....Now for some cookies and milk and some after school TV; maybe some cartoons and if I can get control of the TV knob—Liberace!
That’s right, Liberace!
My brothers laughed at me and ran outside to play, but I sat, eyes glued to the set, fascinated by this piano player; dressed in his brocade jacket, rings glittering on his hands as they danced up and down the keys of his grand piano complete with a candelabra. His smile was so broad and white it looked like another set of keys.
Today I would describe him as.... flamboyant; but to my seven -year old mind, he was spectacular!And I wasn’t the only one who thought so. Housewives across the country got out their ironing boards and ironed along with Liberace's afternoon piano concertos.
When the half hour was over, it was my turn. I would sit down and play our piano—by ear—mimicking his techniques. My mother, realizing the seeds of genius here, encouraged my father to find a piano teacher for me. And he did—my first lesson would take place on a Saturday in September and would continue, every Saturday at 1:00.
I could hardly wait to meet my piano teacher. All I knew is that he was a “Mr.” “Mr.Lipman”
Hmmm…..didn’t sound much like “Liberace”— but I was still excited.
Whether I had any intentions of impressing my new piano teacher, (after all, I’m sure Liberace would have been impressed!) or it was just a coincidence, I do not recall; but early Saturday morning before my first lesson I was playing next door and my little friends and I discovered a bottle of blue nail polish in their big sisters room. Her room was almost as fascinating as Liberace. She was boy crazy—Elvis crazy—and finally talked her parents into allowing her to have her very own telephone in her bedroom. It was a white Princess phone, a brand new model that was streamlined with a light up dial. The first thing she did when it was installed was to paint it with pink nail polish and while it was still wet, sprinkled it with silver glitter. I guess blue nail polish was her latest fad. The three of us painted our finger nails while big sister was in the shower, and I headed home to wait for my piano teacher to make his appearance.
I stood at the window watching the end of the driveway.
Would I see a great big flashy convertible with fins turn in? I had no idea. All I knew is that I had butterflies in my stomach for the first time in my life.
At exactly 1:00 on the dot, a little, tiny grey Volkswagen put-put-putted up the driveway.
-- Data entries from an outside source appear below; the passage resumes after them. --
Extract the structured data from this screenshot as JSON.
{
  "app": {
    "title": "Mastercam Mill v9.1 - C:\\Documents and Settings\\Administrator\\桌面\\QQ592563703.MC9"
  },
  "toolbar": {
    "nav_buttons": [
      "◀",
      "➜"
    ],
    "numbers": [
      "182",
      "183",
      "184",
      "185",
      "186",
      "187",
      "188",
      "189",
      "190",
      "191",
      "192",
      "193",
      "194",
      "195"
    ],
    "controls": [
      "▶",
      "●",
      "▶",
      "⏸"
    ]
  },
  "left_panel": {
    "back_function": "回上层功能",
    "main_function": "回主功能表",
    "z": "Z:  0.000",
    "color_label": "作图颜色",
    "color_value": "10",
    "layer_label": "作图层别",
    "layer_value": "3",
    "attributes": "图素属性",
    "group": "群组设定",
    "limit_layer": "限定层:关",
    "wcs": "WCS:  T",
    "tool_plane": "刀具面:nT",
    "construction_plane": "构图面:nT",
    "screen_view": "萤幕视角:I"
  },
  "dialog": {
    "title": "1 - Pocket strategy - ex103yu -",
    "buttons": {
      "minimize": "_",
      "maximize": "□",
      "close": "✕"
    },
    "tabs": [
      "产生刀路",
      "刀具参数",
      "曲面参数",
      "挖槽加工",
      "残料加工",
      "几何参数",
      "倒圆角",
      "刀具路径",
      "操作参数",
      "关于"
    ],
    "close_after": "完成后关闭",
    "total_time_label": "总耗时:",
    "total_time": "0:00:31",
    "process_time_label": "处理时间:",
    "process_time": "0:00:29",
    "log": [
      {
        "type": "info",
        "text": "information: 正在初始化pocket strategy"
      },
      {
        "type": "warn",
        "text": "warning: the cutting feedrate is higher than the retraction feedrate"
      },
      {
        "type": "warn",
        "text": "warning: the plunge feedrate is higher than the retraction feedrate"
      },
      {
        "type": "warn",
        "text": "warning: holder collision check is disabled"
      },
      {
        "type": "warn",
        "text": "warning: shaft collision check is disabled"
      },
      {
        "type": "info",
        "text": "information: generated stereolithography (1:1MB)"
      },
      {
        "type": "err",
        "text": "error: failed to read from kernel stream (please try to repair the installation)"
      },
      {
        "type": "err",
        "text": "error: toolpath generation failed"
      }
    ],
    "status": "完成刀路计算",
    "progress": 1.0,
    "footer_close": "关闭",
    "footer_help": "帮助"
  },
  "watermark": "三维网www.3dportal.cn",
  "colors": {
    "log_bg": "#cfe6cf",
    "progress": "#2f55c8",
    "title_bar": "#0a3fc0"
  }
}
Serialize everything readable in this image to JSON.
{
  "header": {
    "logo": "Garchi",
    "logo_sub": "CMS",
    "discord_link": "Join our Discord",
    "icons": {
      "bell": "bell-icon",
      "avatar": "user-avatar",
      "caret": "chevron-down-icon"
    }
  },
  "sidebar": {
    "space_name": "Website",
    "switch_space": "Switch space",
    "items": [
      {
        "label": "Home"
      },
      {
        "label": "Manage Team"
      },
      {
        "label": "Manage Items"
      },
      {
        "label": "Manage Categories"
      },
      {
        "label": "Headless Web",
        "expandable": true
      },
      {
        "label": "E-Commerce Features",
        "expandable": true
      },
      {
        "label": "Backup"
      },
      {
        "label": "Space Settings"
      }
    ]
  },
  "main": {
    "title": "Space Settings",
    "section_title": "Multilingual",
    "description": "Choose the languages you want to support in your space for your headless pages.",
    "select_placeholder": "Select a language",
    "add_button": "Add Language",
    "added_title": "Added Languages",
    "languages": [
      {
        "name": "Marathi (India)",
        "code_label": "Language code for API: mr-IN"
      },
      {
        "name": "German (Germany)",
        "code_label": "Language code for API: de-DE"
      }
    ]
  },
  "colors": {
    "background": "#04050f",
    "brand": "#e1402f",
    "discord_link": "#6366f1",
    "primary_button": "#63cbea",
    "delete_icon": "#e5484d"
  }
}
My piano teacher very slowly got out, ducking his head to avoid hitting it on the roof of the car.
“He’s very tall and very bald” was my first impression.
Dressed in his gray herringbone jacket, tie, and navy blue pants-- glasses thick with black rims. He was scary.
“Mary, Mr.Lipman is here. Go to the door and greet him,” my mother said.
I slowly, very slowly, opened the door and let him in. My mother introduced us and walked us to the living room where our piano sat by the window.
“I’m going to put the baby down for a nap. Have a nice lesson.”
Now we were alone. Me and Mr.Lipman, my piano --and one chair.
“Oh, I forgot, our piano bench is broken! I’ll be right back.”
I walked to the dining room and retrieved a chair for him. I returned and placed the chair next to mine and sat down beside him—nervous, but ready for my first lesson. Mr.Lipman, obviously perturbed that there was no piano bench, sat down abruptly in the chair. One of the four legs immediately collapsed beneath him and Mr.Lipman fell backwards, legs extended heavenward and let out a disgruntled “…OUGH!”
This lesson was not off to a very good start.
Finally, the chair replaced, Mr.Lipman’s striped tie straightened, glasses back on his nose—we were ready to begin. He asked me to place my right hand on the keys and…oh dear. How does a seven year old little girl explain to a bald man in a herringbone jacket that it was Liberace who made her think that blue nail polish would be acceptable to wear for her first piano lesson?
It was not.
“Mamie…..” he said and then paused for what seemed like a very long time.
“ Please go into the bathroom and wash that nail polish off. I will wait.”
I guess neither of us knew that soap and water would not remove the blue nail polish. I sure tried but I returned ten minutes later, fingernails just as blue. He tolerated the disturbance—but only this time.
From that lesson on, I looked forward to Saturday afternoon with a great big knot in my stomach. I watched for that little gray Volkswagen, and secretly hoped I wouldn’t see it. I did learn my lessons, however, when we finally got around to them.
Oh, and he really disliked bubbles blown during my lesson---two pieces of Bazooka Joe and the bubbles were amazing; but NEVER during my piano lesson.
One Saturday after my lesson I overheard my mother telling my father that Mr. Lipman called me a “child prodigy.” I wondered if that was something like juvenile delinquent and if my father would punish me.
Must have been the broken chair, and the blue nail polish. Whatever it was, I was in for it.
You can see pictures of Liberace and his amazing grand piano here at the Liberace Museum.
...and you can listen to Liberace's fantastic piano playing here!
No wonder I wanted to play the piano!